  • Myths of Product Development
  • Lean Startup, Agile, Lean Product Development
  • The importance of an Agile Mindset; Being Agile
  • Minimum Viable Product
  • The Fastest Learner Wins
  • Customer Development
  • Business Model Canvas
  • Lean Canvas
  • Perspectives on organisations as you grow and scale
  • Technical Debt
  • Portfolio Thinking
  • Value Streams
  • Waste, Value, Quality, Flow
  • PDSA
  • Lean Thinking and A3
  • Creativity; Innovation; Fostering Innovation

That’s a lot of things to touch on in 75 minutes, plus there was a video and a couple of songs, but it seemed to go down well and feedback was positive.

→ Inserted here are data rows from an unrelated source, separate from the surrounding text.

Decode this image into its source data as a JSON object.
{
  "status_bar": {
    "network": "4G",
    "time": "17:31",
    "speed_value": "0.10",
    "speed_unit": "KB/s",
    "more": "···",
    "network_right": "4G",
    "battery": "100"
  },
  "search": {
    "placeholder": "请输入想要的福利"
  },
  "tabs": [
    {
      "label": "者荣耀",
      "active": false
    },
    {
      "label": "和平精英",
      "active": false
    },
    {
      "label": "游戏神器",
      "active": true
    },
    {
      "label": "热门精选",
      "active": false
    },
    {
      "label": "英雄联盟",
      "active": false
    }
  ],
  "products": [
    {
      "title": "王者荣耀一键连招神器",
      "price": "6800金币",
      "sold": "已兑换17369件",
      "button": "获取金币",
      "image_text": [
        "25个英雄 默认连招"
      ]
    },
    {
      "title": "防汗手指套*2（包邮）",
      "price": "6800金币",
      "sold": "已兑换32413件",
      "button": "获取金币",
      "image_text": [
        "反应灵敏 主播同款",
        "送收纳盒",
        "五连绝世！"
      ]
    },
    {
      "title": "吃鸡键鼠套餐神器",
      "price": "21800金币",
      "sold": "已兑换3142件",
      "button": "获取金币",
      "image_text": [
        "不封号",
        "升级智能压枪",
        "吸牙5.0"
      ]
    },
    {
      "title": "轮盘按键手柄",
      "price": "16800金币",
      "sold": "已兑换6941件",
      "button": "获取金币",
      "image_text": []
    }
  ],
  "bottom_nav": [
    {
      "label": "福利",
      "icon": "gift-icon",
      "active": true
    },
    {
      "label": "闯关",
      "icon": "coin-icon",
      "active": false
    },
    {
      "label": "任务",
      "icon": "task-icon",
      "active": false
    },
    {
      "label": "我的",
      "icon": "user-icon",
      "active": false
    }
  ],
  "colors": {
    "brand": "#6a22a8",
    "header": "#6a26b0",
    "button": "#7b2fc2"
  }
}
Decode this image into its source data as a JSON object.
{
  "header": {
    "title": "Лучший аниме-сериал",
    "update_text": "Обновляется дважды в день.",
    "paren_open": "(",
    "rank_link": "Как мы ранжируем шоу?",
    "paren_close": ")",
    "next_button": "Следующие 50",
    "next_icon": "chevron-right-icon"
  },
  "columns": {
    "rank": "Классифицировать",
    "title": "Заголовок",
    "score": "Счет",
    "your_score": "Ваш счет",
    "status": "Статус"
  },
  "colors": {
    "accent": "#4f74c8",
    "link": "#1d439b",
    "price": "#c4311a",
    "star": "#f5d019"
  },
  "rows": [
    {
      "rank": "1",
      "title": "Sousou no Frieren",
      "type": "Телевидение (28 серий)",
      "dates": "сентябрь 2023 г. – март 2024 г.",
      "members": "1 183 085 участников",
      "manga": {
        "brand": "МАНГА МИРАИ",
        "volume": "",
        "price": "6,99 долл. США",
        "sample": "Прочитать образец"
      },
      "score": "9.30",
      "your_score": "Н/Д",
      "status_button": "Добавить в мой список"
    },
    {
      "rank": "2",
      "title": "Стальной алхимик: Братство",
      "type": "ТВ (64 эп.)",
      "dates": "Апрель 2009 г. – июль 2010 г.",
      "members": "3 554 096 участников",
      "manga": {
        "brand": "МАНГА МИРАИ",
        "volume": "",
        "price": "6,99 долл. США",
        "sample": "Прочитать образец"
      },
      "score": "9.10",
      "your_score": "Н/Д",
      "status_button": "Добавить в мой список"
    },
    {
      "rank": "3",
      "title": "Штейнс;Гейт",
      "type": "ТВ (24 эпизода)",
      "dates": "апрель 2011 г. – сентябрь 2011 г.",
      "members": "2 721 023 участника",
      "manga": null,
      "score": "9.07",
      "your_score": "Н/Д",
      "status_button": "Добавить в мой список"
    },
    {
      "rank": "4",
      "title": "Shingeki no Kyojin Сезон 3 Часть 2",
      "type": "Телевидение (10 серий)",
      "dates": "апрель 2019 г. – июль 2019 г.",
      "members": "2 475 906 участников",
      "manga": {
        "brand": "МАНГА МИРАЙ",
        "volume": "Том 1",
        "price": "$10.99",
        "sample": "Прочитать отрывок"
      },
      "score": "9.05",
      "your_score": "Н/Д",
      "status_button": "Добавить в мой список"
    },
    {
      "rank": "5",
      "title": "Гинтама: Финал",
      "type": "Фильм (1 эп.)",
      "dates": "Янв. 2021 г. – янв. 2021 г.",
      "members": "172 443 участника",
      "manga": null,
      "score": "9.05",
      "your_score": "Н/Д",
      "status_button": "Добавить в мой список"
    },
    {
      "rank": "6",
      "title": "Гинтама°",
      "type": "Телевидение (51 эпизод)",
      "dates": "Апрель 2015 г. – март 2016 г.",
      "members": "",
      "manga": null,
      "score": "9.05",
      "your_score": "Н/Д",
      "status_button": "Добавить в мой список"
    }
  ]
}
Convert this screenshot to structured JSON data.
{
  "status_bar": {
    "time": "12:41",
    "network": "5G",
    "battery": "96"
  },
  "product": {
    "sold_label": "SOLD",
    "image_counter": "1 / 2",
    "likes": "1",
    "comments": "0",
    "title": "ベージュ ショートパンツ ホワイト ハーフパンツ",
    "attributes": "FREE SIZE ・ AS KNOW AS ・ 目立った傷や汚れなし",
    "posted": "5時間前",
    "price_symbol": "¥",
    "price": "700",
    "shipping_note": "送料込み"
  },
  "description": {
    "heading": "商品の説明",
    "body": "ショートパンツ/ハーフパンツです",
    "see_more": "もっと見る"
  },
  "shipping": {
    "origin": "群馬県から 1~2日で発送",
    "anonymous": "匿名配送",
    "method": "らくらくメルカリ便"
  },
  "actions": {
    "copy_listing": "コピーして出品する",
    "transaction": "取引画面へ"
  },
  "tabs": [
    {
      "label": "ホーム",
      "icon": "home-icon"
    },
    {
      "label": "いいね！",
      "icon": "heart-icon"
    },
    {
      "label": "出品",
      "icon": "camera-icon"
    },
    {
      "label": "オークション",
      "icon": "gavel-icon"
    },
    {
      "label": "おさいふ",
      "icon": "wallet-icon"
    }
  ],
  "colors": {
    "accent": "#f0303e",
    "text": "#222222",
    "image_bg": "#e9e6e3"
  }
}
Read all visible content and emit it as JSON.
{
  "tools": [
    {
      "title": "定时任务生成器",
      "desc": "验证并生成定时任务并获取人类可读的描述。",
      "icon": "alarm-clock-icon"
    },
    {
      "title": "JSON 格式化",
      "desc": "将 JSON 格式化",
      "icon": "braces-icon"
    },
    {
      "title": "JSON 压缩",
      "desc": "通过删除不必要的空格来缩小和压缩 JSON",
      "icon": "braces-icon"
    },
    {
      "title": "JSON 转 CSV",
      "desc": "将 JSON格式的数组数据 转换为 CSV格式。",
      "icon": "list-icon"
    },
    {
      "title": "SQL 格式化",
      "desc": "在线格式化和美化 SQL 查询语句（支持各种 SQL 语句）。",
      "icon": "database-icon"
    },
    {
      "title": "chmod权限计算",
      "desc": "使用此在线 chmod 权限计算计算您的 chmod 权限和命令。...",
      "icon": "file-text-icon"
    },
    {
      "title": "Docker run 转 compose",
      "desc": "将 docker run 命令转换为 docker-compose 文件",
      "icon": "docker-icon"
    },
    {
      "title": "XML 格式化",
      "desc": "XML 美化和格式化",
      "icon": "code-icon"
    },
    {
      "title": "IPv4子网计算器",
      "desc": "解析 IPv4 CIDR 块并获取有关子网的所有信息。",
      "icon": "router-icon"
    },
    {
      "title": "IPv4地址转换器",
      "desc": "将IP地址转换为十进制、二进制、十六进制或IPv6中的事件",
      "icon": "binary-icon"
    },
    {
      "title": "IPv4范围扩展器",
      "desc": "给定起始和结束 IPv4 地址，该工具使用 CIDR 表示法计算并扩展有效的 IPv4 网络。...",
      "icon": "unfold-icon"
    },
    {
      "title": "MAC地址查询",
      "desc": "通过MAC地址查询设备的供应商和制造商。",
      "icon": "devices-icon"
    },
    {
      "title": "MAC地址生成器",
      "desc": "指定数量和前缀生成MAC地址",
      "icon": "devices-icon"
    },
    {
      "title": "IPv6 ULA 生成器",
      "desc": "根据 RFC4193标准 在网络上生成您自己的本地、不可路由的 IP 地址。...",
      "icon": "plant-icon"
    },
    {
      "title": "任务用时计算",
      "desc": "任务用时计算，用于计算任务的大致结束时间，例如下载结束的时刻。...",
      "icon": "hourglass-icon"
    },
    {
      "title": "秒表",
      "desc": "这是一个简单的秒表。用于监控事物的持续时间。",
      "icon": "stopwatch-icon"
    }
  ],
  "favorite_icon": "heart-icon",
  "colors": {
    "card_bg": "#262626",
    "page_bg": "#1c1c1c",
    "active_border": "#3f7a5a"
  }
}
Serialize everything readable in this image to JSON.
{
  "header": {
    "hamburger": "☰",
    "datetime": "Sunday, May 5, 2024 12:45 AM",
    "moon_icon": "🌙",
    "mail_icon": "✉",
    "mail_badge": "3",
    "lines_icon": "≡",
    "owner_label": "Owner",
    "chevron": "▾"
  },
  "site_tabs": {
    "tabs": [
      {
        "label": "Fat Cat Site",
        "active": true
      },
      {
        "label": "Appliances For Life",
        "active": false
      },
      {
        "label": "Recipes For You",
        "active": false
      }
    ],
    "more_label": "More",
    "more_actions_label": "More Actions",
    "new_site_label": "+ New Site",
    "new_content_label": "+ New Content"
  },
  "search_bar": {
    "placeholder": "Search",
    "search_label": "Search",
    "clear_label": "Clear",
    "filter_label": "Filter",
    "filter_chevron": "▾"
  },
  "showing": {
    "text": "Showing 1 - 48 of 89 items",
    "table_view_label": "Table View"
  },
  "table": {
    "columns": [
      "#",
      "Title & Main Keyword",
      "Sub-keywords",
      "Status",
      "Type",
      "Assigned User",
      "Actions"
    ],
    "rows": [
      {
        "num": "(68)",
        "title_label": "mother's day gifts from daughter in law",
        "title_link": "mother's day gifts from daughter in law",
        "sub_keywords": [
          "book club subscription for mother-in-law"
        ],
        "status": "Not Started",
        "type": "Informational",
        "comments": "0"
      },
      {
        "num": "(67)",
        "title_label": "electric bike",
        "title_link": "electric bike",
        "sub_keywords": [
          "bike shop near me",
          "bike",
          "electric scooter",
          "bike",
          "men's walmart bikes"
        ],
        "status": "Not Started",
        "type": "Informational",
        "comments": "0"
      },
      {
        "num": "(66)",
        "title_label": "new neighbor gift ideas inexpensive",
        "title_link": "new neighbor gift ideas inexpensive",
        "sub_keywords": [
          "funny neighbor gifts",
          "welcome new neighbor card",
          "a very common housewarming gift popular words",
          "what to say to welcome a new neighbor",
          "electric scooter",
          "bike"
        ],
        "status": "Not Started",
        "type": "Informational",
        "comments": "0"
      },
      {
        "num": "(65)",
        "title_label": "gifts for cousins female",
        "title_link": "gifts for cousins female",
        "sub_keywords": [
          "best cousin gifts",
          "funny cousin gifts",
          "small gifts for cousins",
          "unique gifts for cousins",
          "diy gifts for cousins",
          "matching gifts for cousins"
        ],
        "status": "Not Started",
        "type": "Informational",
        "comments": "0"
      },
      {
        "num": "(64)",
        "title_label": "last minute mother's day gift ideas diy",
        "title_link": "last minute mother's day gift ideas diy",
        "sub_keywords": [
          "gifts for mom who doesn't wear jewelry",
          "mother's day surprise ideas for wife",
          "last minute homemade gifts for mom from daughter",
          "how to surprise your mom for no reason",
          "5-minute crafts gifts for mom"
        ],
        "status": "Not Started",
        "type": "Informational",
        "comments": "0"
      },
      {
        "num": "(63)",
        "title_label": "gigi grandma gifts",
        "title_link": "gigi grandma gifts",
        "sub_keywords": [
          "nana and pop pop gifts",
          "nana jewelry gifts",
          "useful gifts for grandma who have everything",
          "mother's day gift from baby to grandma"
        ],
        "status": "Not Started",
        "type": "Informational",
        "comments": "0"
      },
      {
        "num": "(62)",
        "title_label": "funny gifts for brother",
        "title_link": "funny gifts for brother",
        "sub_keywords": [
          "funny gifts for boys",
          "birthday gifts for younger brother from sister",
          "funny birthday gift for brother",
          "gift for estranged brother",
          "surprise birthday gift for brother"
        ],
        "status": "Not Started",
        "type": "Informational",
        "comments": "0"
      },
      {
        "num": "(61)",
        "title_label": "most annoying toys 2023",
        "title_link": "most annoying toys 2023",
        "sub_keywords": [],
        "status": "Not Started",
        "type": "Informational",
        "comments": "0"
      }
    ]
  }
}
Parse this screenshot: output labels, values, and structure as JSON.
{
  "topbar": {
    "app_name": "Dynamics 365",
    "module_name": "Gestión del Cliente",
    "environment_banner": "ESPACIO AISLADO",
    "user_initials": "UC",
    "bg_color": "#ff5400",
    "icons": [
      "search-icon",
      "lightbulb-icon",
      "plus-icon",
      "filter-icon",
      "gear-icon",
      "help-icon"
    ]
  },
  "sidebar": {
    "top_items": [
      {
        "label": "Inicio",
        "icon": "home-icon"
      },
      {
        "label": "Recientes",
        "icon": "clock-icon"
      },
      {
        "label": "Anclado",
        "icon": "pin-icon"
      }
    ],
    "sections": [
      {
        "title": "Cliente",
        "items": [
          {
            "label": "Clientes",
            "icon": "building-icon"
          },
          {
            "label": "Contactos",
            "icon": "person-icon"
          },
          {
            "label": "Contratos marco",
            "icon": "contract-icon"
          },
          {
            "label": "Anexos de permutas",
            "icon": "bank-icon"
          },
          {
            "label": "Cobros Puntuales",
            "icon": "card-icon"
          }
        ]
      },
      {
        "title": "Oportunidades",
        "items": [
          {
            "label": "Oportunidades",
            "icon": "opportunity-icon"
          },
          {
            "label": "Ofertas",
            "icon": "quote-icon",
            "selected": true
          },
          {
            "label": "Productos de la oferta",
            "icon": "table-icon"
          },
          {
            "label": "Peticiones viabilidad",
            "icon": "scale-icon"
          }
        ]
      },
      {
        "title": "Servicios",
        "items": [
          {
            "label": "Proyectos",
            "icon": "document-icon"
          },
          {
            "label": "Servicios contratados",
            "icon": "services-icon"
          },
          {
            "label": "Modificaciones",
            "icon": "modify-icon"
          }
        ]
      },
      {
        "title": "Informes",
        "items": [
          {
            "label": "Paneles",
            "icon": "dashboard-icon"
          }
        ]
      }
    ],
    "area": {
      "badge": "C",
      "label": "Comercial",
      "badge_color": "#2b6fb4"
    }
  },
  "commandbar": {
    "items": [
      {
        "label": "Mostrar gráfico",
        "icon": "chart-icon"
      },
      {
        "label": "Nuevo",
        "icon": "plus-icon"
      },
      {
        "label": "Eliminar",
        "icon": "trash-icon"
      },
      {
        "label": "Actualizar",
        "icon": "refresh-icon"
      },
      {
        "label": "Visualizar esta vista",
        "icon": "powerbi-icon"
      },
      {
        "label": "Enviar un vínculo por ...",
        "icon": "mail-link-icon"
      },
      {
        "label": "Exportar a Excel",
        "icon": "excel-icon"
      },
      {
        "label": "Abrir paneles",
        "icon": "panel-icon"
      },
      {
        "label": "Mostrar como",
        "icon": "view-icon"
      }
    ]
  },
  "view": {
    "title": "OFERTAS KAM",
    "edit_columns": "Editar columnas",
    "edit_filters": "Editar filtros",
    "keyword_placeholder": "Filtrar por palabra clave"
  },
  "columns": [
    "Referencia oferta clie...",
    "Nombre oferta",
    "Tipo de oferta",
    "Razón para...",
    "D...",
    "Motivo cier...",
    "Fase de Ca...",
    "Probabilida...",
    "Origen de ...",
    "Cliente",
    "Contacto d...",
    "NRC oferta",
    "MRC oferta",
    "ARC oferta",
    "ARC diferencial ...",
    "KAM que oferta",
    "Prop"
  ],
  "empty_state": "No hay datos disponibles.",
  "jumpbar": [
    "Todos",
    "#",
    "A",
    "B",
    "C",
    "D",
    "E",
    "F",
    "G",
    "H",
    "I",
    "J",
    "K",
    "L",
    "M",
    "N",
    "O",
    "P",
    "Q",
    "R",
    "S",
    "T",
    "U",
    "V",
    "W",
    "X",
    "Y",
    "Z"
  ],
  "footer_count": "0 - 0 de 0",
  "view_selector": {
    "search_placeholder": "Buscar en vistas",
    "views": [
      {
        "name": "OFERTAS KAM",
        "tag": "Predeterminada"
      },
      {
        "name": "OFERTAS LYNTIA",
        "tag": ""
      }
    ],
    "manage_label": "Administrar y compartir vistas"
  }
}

I’ve been working more and more on incorporating stories into my talks, and relying more on visual images and much less on bullet points.

I wanted to emphasise the roll of Lean and Agile, not as ends in themselves, but as means to a better end. A means to creating great products and services that touch people’s lives. And, of course, creating a Lean organisation or fostering an agile mindset is a challenge.

We invest our lives and our lifetimes in the companies and ventures we get involved with. Life is short and time is precious, so let’s make sure its worth it.


The slide deck is available from my Slideshare account here:

Side note about SlideShare: My original slides had a black gradient background (and looked pretty cool, if I do say so myself!). When I uploaded them, SlideShare replaced the background with a white one. I could not find a way to get around this (in the limited time I had to try) so I created a version with white background, and tweaked some of the text appropriately. I would be grateful to hear if you know of a way to fix this in SlideShare. On the plus side, now I have two versions for different lighting environments.


The Value Stream Manager (LESS2012)

I gave two talks at this year’s Lean Enterprise Software and Systems (LESS 2012) conference in Tallinn, Estonia. The topic of the first was identifying and managing waste. The topic of this second talk was applying the Value Stream Manager concept to software product development organisations.

For context, this talk first describes some common perspectives of organisations: the hierarchy perspective, the social network perspective, and the information flow perspective. We then talked about Value Stream mapping and Value Network mapping. I prefer the metaphor of a network to that of a stream for several reasons. One reason is the linearity implicit in the metaphor of a stream. Value does not flow smoothly in one direction all the time. Another reason is that networks are a better metaphor for modern knowledge-work organisations.

We went on to talk about the responsibilities of a Value Stream Manager, as described in the Lean literature, and how this translates for software product organisations. I went on to describe how Stakeholder Mapping is a useful technique that helps in identifying and creating Value Streams or Networks.

The summary from the talk is this:

  • Empower people to be Value Stream Managers
  • Develop their skills as Problem Solvers
  • Help them navigate the organization
  • Develop them as enablers of change
  • Use Stakeholder Maps to show who is affected
  • Use Value Stream Maps to show the flow
  • Use CFDs, Cycle Time and Lead Time to show delays (waste) and opportunities for improvement
  • Use A3 Problem Solving and Proposal Writing to enable Lean thinking and to optimize your Value Streams

The slides are available here: